• Thank you sir. The batteries are connected in series for the circuit but each battery positive and negative terminal is connected to its individual TP4056 boards. Can you emphasize more. I will add 2 leds to indicate with the resistors range you defined, thats a good idea. – Ibrahim Sep 16 '18 at 23:06
• the regulators are buck converters which use switching to regulate voltage. They give 5V output. I did not choose linear regulators because they waster power which is not good for battery powered system. Because the buck converters work by switching, i was wondering what if i used two in parallel, because some say its not safe – Ibrahim Sep 16 '18 at 23:12
• I was referring to the TP4056 linear regulators/ – Sunnyskyguy EE75 Sep 16 '18 at 23:20
• Thats true, i understood why i dont connect the batteries in series. I will use a relay to isolate the batteries during charging. The indicate idea is well understood, i will implement it too. Im still a beginner, somethings you mentioned, i did not understood. Thank you Tony – Ibrahim Sep 17 '18 at 2:04
• make sure the Relay contacts are rated for the DC current being switched. and it might be best to use 12V motors and MOSFET full bridge shields unless going with low power 5V motors.
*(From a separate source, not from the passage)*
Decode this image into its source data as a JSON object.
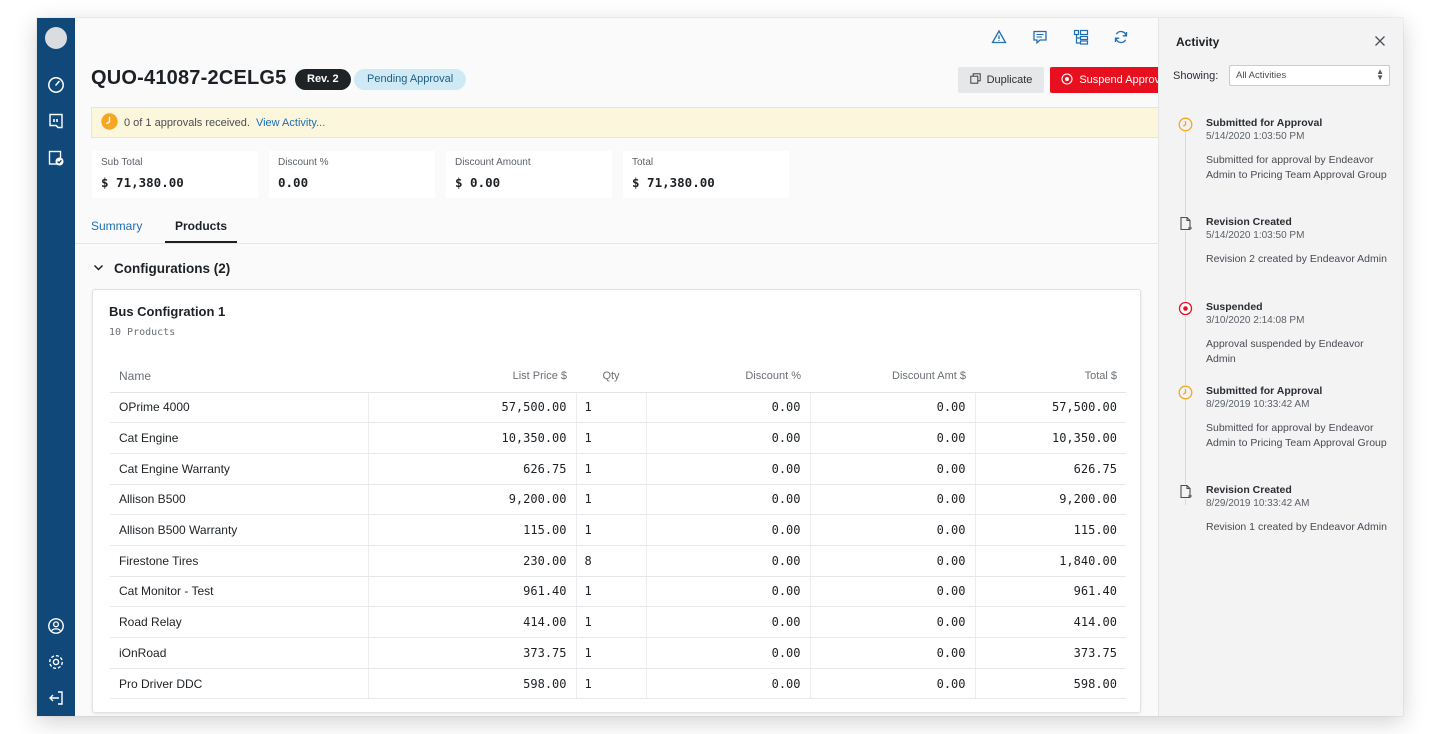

Start power is always 10x rated power at full voltage unless current regulated by PWM. – Sunnyskyguy EE75 Sep 17 '18 at 2:35

[ We are missing a schematic for the little charger boards.
In lieu of that, I'm going to assume that this charger board doesn't have galvanic isolation (or something equivalent) between the USB and charger output. ]

The proposed charging arrangement isn't going to work, because the USB ports aren't floating1 with respect to each-other. The grounds of the USB ports are connected together at the hub. The battery ground of each charger board is connected to the USB ground. That's okay when you have only one cell. When you have two cells each with its own charger board like that, you will be connecting the node between the cells to ground. So, you will be applying a short across one of the batteries.
At best, a circuit breaker on the hub will open. At worst, you will toast the charger chip, or the USB hub.

By the way, do your cells have built-in protection?
I would recommend to abstain from using unprotected Lithium-ion and Lithium-polymer cells.

1 Isolated USB hubs do exist, but they are an exotic.

• Now i understand why its not good to connect them in series. How can i use one TP4056 board to charge all the 3 batteries together and at the same time feed the total voltage of the batteries to the circuit? – Ibrahim Sep 16 '18 at 23:38
• Yes they are of protected type – Ibrahim Sep 16 '18 at 23:40
• That gave me an idea, i will isolate the batteries during charging mode. I will use a relay with normally close for batteries in series, when charging, the power from usb power supply will turn on the relay, thats making it open for batteries in series and closed for charging. Im still wondering what to do with buck converter in parallel. If you know, do let me know. Thank you Nick – Ibrahim Sep 17 '18 at 2:01

It won't work.

TP4056 modules connect ground between input and output, so they cannot be "stacked".